The subjects of the experiment were 118 recreational runners who were randomly assigned to either an intervention group or a control group. Members of the intervention group underwent an eight-week training course in foot and ankle strengthening followed by remote supervision for the balance of one year. Meanwhile, members of the control group continued to train as normal but underwent the same periodic assessments of foot strength and posture as the others and also submitted the same weekly reports on training distance, pace, and injuries.
Results: Reduced Running-Related Injuries
The results are worthy of every runner’s attention. Unsurprisingly, the runners who engaged in the foot-strengthening program showed significant improvements in both foot posture and foot strength. Less expected was the magnitude of the effect these improvements had on injury rates. Over the 12-month study period, the runners in the control group were 2.42 times more likely to get injured than were runners in the intervention group. Flipping the math around, foot strengthening reduced overall injury risk by 41 percent, which is huge.
For the sake of illustration, let’s suppose that, since the time you took up running, you’ve suffered five injuries significant enough to interrupt your training. Now imagine two of those injuries never happened. This is what a good foot-strength program can do for the typical runners, at least according to Taddei’s findings.
Unfortunately, Taddei’s paper does not include a complete description of the foot-strengthening program employed, but it does mention one specific exercise. It’s called the short-foot exercise, and here’s how to do it: Sit down with one bare foot positioned flat on the floor and the other out of the way. Now contract the muscles in the core of your foot, drawing your toes toward your body and causing the gap between your arch and the floor to grow. Concentrate on keeping your heel and toes in contact with the floor. When you’ve “shortened” your foot as much as you can (it won’t be by much), relax and return to the start position. Complete 10 repetitions and then work the opposite foot.

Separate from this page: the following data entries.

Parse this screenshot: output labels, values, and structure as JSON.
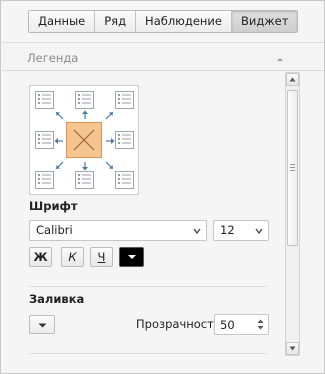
{
  "tabs": [
    {
      "label": "Данные",
      "active": false
    },
    {
      "label": "Ряд",
      "active": false
    },
    {
      "label": "Наблюдение",
      "active": false
    },
    {
      "label": "Виджет",
      "active": true
    }
  ],
  "legend": {
    "title": "Легенда",
    "position_icons": [
      "legend-top-left-icon",
      "legend-top-center-icon",
      "legend-top-right-icon",
      "legend-middle-left-icon",
      "legend-middle-right-icon",
      "legend-bottom-left-icon",
      "legend-bottom-center-icon",
      "legend-bottom-right-icon"
    ],
    "center_icon": "no-legend-icon",
    "accent_color": "#f6c48e"
  },
  "font": {
    "section_label": "Шрифт",
    "family": "Calibri",
    "size": "12",
    "bold_label": "Ж",
    "italic_label": "К",
    "underline_label": "Ч",
    "color": "#000000"
  },
  "fill": {
    "section_label": "Заливка",
    "transparency_label": "Прозрачность",
    "transparency_value": "50"
  }
}
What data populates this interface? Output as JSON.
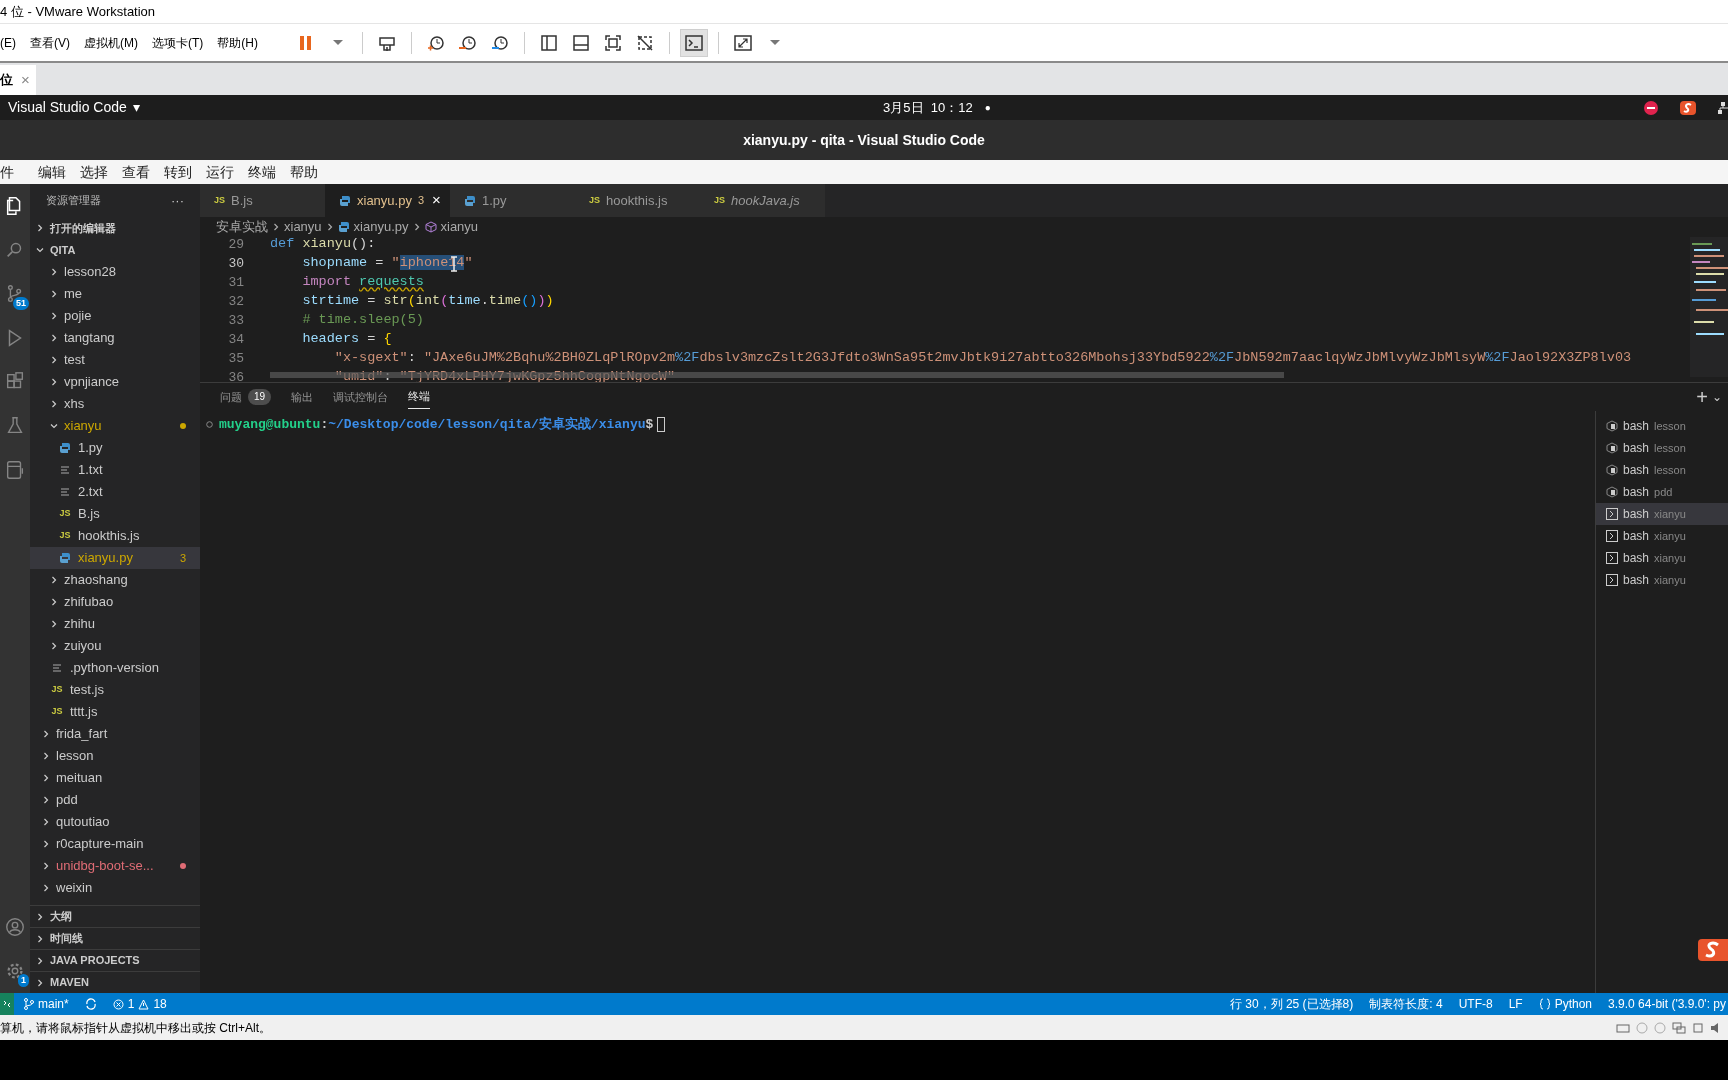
{
  "vmware": {
    "title": "4 位 - VMware Workstation",
    "menu": [
      "(E)",
      "查看(V)",
      "虚拟机(M)",
      "选项卡(T)",
      "帮助(H)"
    ],
    "toolbar": [
      {
        "kind": "pause",
        "selected": false
      },
      {
        "kind": "dropdown",
        "selected": false
      },
      {
        "kind": "sep"
      },
      {
        "kind": "send-keys",
        "selected": false
      },
      {
        "kind": "sep"
      },
      {
        "kind": "snapshot",
        "selected": false
      },
      {
        "kind": "revert",
        "selected": false
      },
      {
        "kind": "manage",
        "selected": false
      },
      {
        "kind": "sep"
      },
      {
        "kind": "sidebar",
        "selected": false
      },
      {
        "kind": "thumbs",
        "selected": false
      },
      {
        "kind": "fit",
        "selected": false
      },
      {
        "kind": "unity",
        "selected": false
      },
      {
        "kind": "sep"
      },
      {
        "kind": "console",
        "selected": true
      },
      {
        "kind": "sep"
      },
      {
        "kind": "fullscreen",
        "selected": false
      },
      {
        "kind": "dropdown",
        "selected": false
      }
    ],
    "tab": {
      "label": "位",
      "close": "×"
    },
    "status_message": "算机，请将鼠标指针从虚拟机中移出或按 Ctrl+Alt。"
  },
  "ubuntu_bar": {
    "app": "Visual Studio Code",
    "caret": "▾",
    "clock": "3月5日  10：12",
    "dot": "●"
  },
  "vscode": {
    "title": "xianyu.py - qita - Visual Studio Code",
    "menu": [
      "件",
      "编辑",
      "选择",
      "查看",
      "转到",
      "运行",
      "终端",
      "帮助"
    ],
    "activity": [
      {
        "kind": "files",
        "selected": true
      },
      {
        "kind": "search",
        "selected": false
      },
      {
        "kind": "scm",
        "selected": false,
        "badge": "51"
      },
      {
        "kind": "run",
        "selected": false
      },
      {
        "kind": "extensions",
        "selected": false
      },
      {
        "kind": "testing",
        "selected": false
      },
      {
        "kind": "remote",
        "selected": false
      }
    ],
    "activity_bottom": [
      {
        "kind": "account",
        "selected": false
      },
      {
        "kind": "settings",
        "selected": false,
        "badge": "1"
      }
    ],
    "sidebar": {
      "title": "资源管理器",
      "more": "···",
      "open_editors": {
        "label": "打开的编辑器",
        "expanded": false
      },
      "folder": {
        "label": "QITA",
        "expanded": true,
        "tree": [
          {
            "kind": "continued",
            "children": [
              {
                "name": "lesson28",
                "kind": "folder",
                "expanded": false,
                "selected": false
              },
              {
                "name": "me",
                "kind": "folder",
                "expanded": false,
                "selected": false
              },
              {
                "name": "pojie",
                "kind": "folder",
                "expanded": false,
                "selected": false
              },
              {
                "name": "tangtang",
                "kind": "folder",
                "expanded": false,
                "selected": false
              },
              {
                "name": "test",
                "kind": "folder",
                "expanded": false,
                "selected": false
              },
              {
                "name": "vpnjiance",
                "kind": "folder",
                "expanded": false,
                "selected": false
              },
              {
                "name": "xhs",
                "kind": "folder",
                "expanded": false,
                "selected": false
              },
              {
                "name": "xianyu",
                "kind": "folder",
                "expanded": true,
                "selected": false,
                "color": "#cca700",
                "children": [
                  {
                    "name": "1.py",
                    "kind": "py",
                    "selected": false
                  },
                  {
                    "name": "1.txt",
                    "kind": "txt",
                    "selected": false
                  },
                  {
                    "name": "2.txt",
                    "kind": "txt",
                    "selected": false
                  },
                  {
                    "name": "B.js",
                    "kind": "js",
                    "icon": "JS",
                    "selected": false
                  },
                  {
                    "name": "hookthis.js",
                    "kind": "js",
                    "icon": "JS",
                    "selected": false
                  },
                  {
                    "name": "xianyu.py",
                    "kind": "py",
                    "selected": true,
                    "color": "#cca700",
                    "badge": "3"
                  }
                ]
              },
              {
                "name": "zhaoshang",
                "kind": "folder",
                "expanded": false,
                "selected": false
              },
              {
                "name": "zhifubao",
                "kind": "folder",
                "expanded": false,
                "selected": false
              },
              {
                "name": "zhihu",
                "kind": "folder",
                "expanded": false,
                "selected": false
              },
              {
                "name": "zuiyou",
                "kind": "folder",
                "expanded": false,
                "selected": false
              },
              {
                "name": ".python-version",
                "kind": "txt",
                "selected": false
              },
              {
                "name": "test.js",
                "kind": "js",
                "icon": "JS",
                "selected": false
              },
              {
                "name": "tttt.js",
                "kind": "js",
                "icon": "JS",
                "selected": false
              }
            ]
          },
          {
            "name": "frida_fart",
            "kind": "folder",
            "expanded": false,
            "selected": false
          },
          {
            "name": "lesson",
            "kind": "folder",
            "expanded": false,
            "selected": false
          },
          {
            "name": "meituan",
            "kind": "folder",
            "expanded": false,
            "selected": false
          },
          {
            "name": "pdd",
            "kind": "folder",
            "expanded": false,
            "selected": false
          },
          {
            "name": "qutoutiao",
            "kind": "folder",
            "expanded": false,
            "selected": false
          },
          {
            "name": "r0capture-main",
            "kind": "folder",
            "expanded": false,
            "selected": false
          },
          {
            "name": "unidbg-boot-se...",
            "kind": "folder",
            "expanded": false,
            "selected": false,
            "color": "#e06c75"
          },
          {
            "name": "weixin",
            "kind": "folder",
            "expanded": false,
            "selected": false
          }
        ]
      },
      "bottom_sections": [
        {
          "label": "大纲",
          "expanded": false
        },
        {
          "label": "时间线",
          "expanded": false
        },
        {
          "label": "JAVA PROJECTS",
          "expanded": false
        },
        {
          "label": "MAVEN",
          "expanded": false
        }
      ]
    },
    "tabs": [
      {
        "label": "B.js",
        "kind": "js",
        "icon": "JS",
        "selected": false,
        "preview": false
      },
      {
        "label": "xianyu.py",
        "kind": "py",
        "selected": true,
        "preview": false,
        "badge": "3",
        "close": "×"
      },
      {
        "label": "1.py",
        "kind": "py",
        "selected": false,
        "preview": false
      },
      {
        "label": "hookthis.js",
        "kind": "js",
        "icon": "JS",
        "selected": false,
        "preview": false
      },
      {
        "label": "hookJava.js",
        "kind": "js",
        "icon": "JS",
        "selected": false,
        "preview": true
      }
    ],
    "breadcrumbs": [
      {
        "label": "安卓实战",
        "kind": "folder"
      },
      {
        "label": "xianyu",
        "kind": "folder"
      },
      {
        "label": "xianyu.py",
        "kind": "py"
      },
      {
        "label": "xianyu",
        "kind": "symbol"
      }
    ],
    "code": [
      {
        "number": "29",
        "current": false,
        "segments": [
          {
            "kind": "keyword",
            "text": "def "
          },
          {
            "kind": "func",
            "text": "xianyu"
          },
          {
            "kind": "plain",
            "text": "():"
          }
        ],
        "children": [
          {
            "number": "30",
            "current": true,
            "segments": [
              {
                "kind": "var",
                "text": "shopname"
              },
              {
                "kind": "plain",
                "text": " = "
              },
              {
                "kind": "string",
                "text": "\""
              },
              {
                "kind": "selection",
                "text": "iphone14"
              },
              {
                "kind": "string",
                "text": "\""
              }
            ]
          },
          {
            "number": "31",
            "current": false,
            "segments": [
              {
                "kind": "control",
                "text": "import "
              },
              {
                "kind": "warned",
                "text": "requests"
              }
            ]
          },
          {
            "number": "32",
            "current": false,
            "segments": [
              {
                "kind": "var",
                "text": "strtime"
              },
              {
                "kind": "plain",
                "text": " = "
              },
              {
                "kind": "func",
                "text": "str"
              },
              {
                "kind": "bracket1",
                "text": "("
              },
              {
                "kind": "func",
                "text": "int"
              },
              {
                "kind": "bracket2",
                "text": "("
              },
              {
                "kind": "var",
                "text": "time"
              },
              {
                "kind": "plain",
                "text": "."
              },
              {
                "kind": "func",
                "text": "time"
              },
              {
                "kind": "bracket3",
                "text": "()"
              },
              {
                "kind": "bracket2",
                "text": ")"
              },
              {
                "kind": "bracket1",
                "text": ")"
              }
            ]
          },
          {
            "number": "33",
            "current": false,
            "segments": [
              {
                "kind": "comment",
                "text": "# time.sleep(5)"
              }
            ]
          },
          {
            "number": "34",
            "current": false,
            "segments": [
              {
                "kind": "var",
                "text": "headers"
              },
              {
                "kind": "plain",
                "text": " = "
              },
              {
                "kind": "bracket1",
                "text": "{"
              }
            ],
            "children": [
              {
                "number": "35",
                "current": false,
                "segments": [
                  {
                    "kind": "string",
                    "text": "\"x-sgext\""
                  },
                  {
                    "kind": "plain",
                    "text": ": "
                  },
                  {
                    "kind": "string",
                    "text": "\"JAxe6uJM%2Bqhu%2BH0ZLqPlROpv2m"
                  },
                  {
                    "kind": "escape",
                    "text": "%2F"
                  },
                  {
                    "kind": "string",
                    "text": "dbslv3mzcZslt2G3Jfdto3WnSa95t2mvJbtk9i27abtto326Mbohsj33Ybd5922"
                  },
                  {
                    "kind": "escape",
                    "text": "%2F"
                  },
                  {
                    "kind": "string",
                    "text": "JbN592m7aaclqyWzJbMlvyWzJbMlsyW"
                  },
                  {
                    "kind": "escape",
                    "text": "%2F"
                  },
                  {
                    "kind": "string",
                    "text": "Jaol92X3ZP8lv03"
                  }
                ]
              },
              {
                "number": "36",
                "current": false,
                "segments": [
                  {
                    "kind": "string",
                    "text": "\"umid\""
                  },
                  {
                    "kind": "plain",
                    "text": ": "
                  },
                  {
                    "kind": "string",
                    "text": "\"TjYRD4xLPHY7jwKGpz5hhCogpNtNgocW\""
                  }
                ]
              }
            ]
          }
        ]
      }
    ],
    "panel": {
      "tabs": [
        {
          "label": "问题",
          "badge": "19",
          "selected": false
        },
        {
          "label": "输出",
          "selected": false
        },
        {
          "label": "调试控制台",
          "selected": false
        },
        {
          "label": "终端",
          "selected": true
        }
      ],
      "add": "+",
      "menu": "⌄",
      "prompt": {
        "user": "muyang@ubuntu",
        "sep": ":",
        "path": "~/Desktop/code/lesson/qita/安卓实战/xianyu",
        "symbol": "$"
      },
      "terminals": [
        {
          "name": "bash",
          "cwd": "lesson",
          "kind": "task",
          "selected": false
        },
        {
          "name": "bash",
          "cwd": "lesson",
          "kind": "task",
          "selected": false
        },
        {
          "name": "bash",
          "cwd": "lesson",
          "kind": "task",
          "selected": false
        },
        {
          "name": "bash",
          "cwd": "pdd",
          "kind": "task",
          "selected": false
        },
        {
          "name": "bash",
          "cwd": "xianyu",
          "kind": "shell",
          "selected": true
        },
        {
          "name": "bash",
          "cwd": "xianyu",
          "kind": "shell",
          "selected": false
        },
        {
          "name": "bash",
          "cwd": "xianyu",
          "kind": "shell",
          "selected": false
        },
        {
          "name": "bash",
          "cwd": "xianyu",
          "kind": "shell",
          "selected": false
        }
      ]
    },
    "status_bar": {
      "branch": "main*",
      "errors": "1",
      "warnings": "18",
      "position": "行 30，列 25 (已选择8)",
      "tab_size": "制表符长度: 4",
      "encoding": "UTF-8",
      "eol": "LF",
      "language": "Python",
      "interpreter": "3.9.0 64-bit ('3.9.0': py"
    }
  }
}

A picture is worth a thousand words, and a video is worth a thousand pictures, so here’s a link to a video demonstration of a five-move foot-strengthening program for runners (which includes the aforementioned short-foot exercise) that was created by strength and conditioning specialist and Podium Runner contributor Jon-Erik Kawamoto. I hope I’ve done enough here to convince you it’s worth a try!